I was extremely fortunate early in my career to help Kinko’s expand from a small group of stores to a company with 1,200 locations and 25,000 employees (we didn’t call them that; we were all co-workers). We eschewed franchising, instead adopting a bizarre but exceptionally effective growth model with “partners” rather than franchisees. The owners were literally partners with the founder, which eliminated much of the franchisor-franchisee strife.
In addition, we had a family atmosphere. The tight-knit, cultlike culture at Kinko’s cultivated much socializing, paired numerous couples and created many lifelong friendships. Further, profits were shared throughout the company. This fostered tremendous loyalty and was a key component in our growth.
We grew to a multibillion dollar company in this fashion. However, the story doesn’t end there. Our structure and familylike culture were not only tremendous advantages in the early years but also enormous impediments in the later years.
When the time came for us to roll up all the different partnerships (S-corporations) to ready the company for sale (yes, virtually every business has to transition ownership at some point), it took us years to pull it together.
However, from my perspective, the transition from family to team was the most difficult. Tight-knit families put up with dysfunctional behavior. Teams don’t. Families place bloodline ahead of performance. Teams don’t. Family members are often rewarded uniformly. Teams reward their stars more than their average or poor performers. Families often overlook faults and, in fact, foster them by avoiding conflict. Effective teams don’t.
It’s unlikely that you’re going to look for a better brother or sister. “Hey bro, now that we’re older, you’re not quite the brother I need to get to the next level” would be a pretty difficult conversation. Yet that discussion must take place for a team (that is, a company) to continue growing.
My experience is that family-oriented companies can often make great progress in the start-up or early growth phases. However, family behavior eventually becomes a significant impediment.
I’ve seen family businesses flourish, but I’ve also witnessed families ripped apart partially because they’re in business together. I’ve also observed many family businesses compromise on the service they provide, the rate they grow and the ultimate value (such as sale price) of the business.
I’m sure many family business owners read ColoradoBiz. My counsel to you?

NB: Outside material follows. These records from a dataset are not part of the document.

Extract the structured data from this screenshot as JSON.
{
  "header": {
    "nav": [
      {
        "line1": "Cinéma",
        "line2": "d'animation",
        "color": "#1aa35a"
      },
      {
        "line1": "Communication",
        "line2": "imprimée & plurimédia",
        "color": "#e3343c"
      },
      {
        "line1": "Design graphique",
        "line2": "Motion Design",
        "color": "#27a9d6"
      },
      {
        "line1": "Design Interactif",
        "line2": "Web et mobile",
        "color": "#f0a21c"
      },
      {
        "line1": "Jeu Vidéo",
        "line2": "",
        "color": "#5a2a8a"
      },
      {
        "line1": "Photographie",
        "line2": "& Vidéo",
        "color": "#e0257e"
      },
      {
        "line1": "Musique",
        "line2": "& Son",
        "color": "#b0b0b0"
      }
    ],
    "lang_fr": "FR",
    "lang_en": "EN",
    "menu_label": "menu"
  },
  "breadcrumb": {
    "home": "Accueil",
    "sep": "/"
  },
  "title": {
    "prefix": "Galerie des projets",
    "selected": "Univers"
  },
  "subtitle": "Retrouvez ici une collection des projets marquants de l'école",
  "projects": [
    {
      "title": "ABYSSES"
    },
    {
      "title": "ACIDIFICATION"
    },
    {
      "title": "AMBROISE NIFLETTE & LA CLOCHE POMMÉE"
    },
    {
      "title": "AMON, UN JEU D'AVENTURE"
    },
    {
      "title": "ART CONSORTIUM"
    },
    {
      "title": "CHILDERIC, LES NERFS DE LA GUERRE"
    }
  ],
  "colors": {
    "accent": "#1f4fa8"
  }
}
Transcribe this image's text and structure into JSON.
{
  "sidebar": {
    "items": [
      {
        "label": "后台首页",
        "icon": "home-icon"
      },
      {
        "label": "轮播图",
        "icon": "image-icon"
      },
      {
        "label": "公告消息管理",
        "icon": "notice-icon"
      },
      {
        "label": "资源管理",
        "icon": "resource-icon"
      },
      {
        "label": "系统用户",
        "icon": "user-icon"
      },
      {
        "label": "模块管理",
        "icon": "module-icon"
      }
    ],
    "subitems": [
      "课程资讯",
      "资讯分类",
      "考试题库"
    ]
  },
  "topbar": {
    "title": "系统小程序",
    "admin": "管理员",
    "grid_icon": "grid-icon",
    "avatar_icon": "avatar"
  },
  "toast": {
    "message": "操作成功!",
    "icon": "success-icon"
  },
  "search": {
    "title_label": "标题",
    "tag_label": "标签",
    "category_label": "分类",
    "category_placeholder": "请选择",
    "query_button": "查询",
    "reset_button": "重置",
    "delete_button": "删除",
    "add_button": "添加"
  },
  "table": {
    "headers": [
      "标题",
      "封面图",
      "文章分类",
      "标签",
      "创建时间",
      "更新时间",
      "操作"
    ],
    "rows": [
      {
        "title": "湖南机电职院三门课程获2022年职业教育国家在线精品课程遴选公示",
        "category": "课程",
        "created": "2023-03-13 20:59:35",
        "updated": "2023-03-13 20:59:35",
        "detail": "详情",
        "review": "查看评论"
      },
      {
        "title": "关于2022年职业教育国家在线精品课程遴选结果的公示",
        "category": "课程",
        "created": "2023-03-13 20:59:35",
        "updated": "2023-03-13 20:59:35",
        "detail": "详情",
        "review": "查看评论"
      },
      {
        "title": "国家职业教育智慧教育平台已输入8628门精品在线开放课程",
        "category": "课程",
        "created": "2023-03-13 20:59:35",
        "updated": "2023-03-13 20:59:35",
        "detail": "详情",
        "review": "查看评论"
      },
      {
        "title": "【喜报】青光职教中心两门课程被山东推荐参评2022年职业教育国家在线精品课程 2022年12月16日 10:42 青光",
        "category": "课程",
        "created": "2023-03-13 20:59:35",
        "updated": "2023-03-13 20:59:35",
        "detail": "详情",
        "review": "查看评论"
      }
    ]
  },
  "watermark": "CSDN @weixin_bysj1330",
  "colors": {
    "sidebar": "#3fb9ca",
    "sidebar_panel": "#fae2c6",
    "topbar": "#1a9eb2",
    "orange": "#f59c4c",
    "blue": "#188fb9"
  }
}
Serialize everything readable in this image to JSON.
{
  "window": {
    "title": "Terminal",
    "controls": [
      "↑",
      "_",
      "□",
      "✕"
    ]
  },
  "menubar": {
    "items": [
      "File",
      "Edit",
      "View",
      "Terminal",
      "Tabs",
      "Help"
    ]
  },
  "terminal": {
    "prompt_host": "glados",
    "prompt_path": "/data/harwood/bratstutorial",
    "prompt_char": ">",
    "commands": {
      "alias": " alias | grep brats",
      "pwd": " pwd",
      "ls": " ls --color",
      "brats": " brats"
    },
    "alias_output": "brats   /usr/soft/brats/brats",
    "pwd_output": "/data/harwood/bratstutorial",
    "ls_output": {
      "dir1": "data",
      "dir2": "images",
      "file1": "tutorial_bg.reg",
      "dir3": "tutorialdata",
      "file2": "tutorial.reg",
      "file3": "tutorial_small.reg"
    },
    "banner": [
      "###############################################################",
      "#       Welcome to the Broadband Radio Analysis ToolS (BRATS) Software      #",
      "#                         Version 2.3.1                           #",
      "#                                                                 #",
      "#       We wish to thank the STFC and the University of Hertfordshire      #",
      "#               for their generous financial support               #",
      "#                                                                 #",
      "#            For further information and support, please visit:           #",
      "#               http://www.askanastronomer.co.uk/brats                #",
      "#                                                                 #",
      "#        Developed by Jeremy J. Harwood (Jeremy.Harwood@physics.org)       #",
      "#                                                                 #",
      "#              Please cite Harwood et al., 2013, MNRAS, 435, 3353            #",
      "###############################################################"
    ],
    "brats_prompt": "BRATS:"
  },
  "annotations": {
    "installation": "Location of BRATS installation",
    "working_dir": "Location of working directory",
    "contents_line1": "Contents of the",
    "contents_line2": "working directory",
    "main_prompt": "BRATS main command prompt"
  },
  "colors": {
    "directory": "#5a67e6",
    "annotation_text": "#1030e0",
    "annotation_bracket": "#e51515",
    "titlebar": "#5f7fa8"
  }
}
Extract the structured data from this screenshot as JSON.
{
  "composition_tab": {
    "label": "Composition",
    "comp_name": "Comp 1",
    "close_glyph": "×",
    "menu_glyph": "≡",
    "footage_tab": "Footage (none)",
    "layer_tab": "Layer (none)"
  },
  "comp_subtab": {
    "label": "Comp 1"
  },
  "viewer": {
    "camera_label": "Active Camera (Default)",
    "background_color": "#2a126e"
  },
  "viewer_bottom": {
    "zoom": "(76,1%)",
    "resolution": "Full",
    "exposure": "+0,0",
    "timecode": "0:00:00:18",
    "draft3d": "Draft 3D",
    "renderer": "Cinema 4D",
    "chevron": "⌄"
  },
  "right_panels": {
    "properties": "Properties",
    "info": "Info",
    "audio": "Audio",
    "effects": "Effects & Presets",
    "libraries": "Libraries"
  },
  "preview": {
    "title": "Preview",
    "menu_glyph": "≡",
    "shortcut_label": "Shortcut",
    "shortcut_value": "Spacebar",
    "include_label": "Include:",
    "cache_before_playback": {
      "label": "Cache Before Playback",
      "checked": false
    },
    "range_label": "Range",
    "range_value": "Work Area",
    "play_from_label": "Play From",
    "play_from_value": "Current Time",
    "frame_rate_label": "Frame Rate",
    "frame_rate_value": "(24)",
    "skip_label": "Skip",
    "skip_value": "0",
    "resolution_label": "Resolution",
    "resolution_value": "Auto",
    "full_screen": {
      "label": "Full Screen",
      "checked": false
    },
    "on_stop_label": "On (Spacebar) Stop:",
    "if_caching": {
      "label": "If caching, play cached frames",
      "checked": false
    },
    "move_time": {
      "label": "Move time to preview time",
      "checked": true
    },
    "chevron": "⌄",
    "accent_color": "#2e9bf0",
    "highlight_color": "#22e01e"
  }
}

Do what makes your heart sing, but realize that if you choose family over team, you’ll eventually limit your results. Make it a rational decision, not a default problem.
One day at lunch, years after we left Kinko’s, I asked founder Paul Orfalea if he would do it the same way if he had to do it over again. He struggled with the answer and reversed course several times.
Plan for success, in whatever way you define it, and build a culture and business model that will take you to the finish line. However, if you’re going to grow “big,” be prepared for some family squabbles.